National Geographic : 2001 Sep
cassava, a mainstay of their diet, inside their clothes, where it stayed alive watered by the sweat of the tightly packed captives. They planted the cassava on Roatan, where it grew abundantly. Soon the Garifuna established fishing villages in Honduras, Nicaragua, Guatemala, and Belize. Each year in Belize, when locals reenact the arrival in that land, they slip out to sea in boats, then ride the surf onto shore, waving palm fronds and banana leaves to symbolize the cas sava that sustained their ancestors.
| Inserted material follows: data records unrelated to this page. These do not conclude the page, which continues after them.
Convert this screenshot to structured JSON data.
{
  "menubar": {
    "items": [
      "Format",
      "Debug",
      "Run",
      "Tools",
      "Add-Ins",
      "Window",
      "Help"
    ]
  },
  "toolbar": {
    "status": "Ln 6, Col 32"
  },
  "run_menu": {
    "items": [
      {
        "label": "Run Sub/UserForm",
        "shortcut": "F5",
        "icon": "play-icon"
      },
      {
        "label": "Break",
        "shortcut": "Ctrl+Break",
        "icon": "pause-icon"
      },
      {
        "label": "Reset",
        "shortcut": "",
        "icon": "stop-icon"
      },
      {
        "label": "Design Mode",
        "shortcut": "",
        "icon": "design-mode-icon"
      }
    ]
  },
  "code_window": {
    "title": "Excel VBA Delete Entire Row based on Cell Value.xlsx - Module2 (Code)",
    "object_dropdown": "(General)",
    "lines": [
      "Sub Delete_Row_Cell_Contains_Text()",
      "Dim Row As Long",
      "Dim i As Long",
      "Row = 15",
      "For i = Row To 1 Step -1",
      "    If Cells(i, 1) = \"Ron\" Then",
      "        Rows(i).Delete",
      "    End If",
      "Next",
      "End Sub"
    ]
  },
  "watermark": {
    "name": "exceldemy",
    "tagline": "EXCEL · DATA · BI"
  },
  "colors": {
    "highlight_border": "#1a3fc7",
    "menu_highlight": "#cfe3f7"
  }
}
This ritual, rich in music and Yucatan dance, helps sustain Peninsula Garifuna culture. ncvr ) 4r~,Ir Belize City an Dangriga c. , ,1 . , .Se 4opkins Roatan Island Co Trujillo _. Coro'al im6o Plaplaya Eake AV GUATEMALSA EL SALVADOR NICARAGUA Garifuna communities in red Omi 100 Okm 100 NATIONALGEOGRAPHICMAPS 31796 British forces conquer the Garifuna and imprison them on Baliceaux, where more than half-perish. U.s. NORTH 'I AMERICA Today some 60 Gari funa fishing villages dot the Central Ameri can coast, but popu lation numbers are hard to pin down. Estimates range from 450,000 to fewer o than 100,000. This o year the Garifuna , were named a World S Heritage culture, a new United Nations •* designation that recognizes and urges protection for endan gered heritages. 2 1635 The ships wreck near St. Vincent. Soon Africans begin to mix with local Carib Indians. Their descendants are called Black Caribs or Garifuna. EUROPE CENTRAL S. , A( AMERICA Vincent/ Baliceaux 4 April 12, 1797 Exiled by Britain, the Garffuna reach Roatan Island. 1797 Today, Garifuna celebrate 5 Later that year the this as Arrival Day. Garifuna move to Trujillo, Honduras, from where they I' lific scatter along the Central American coast. SOUTH AMERICA I' ~ """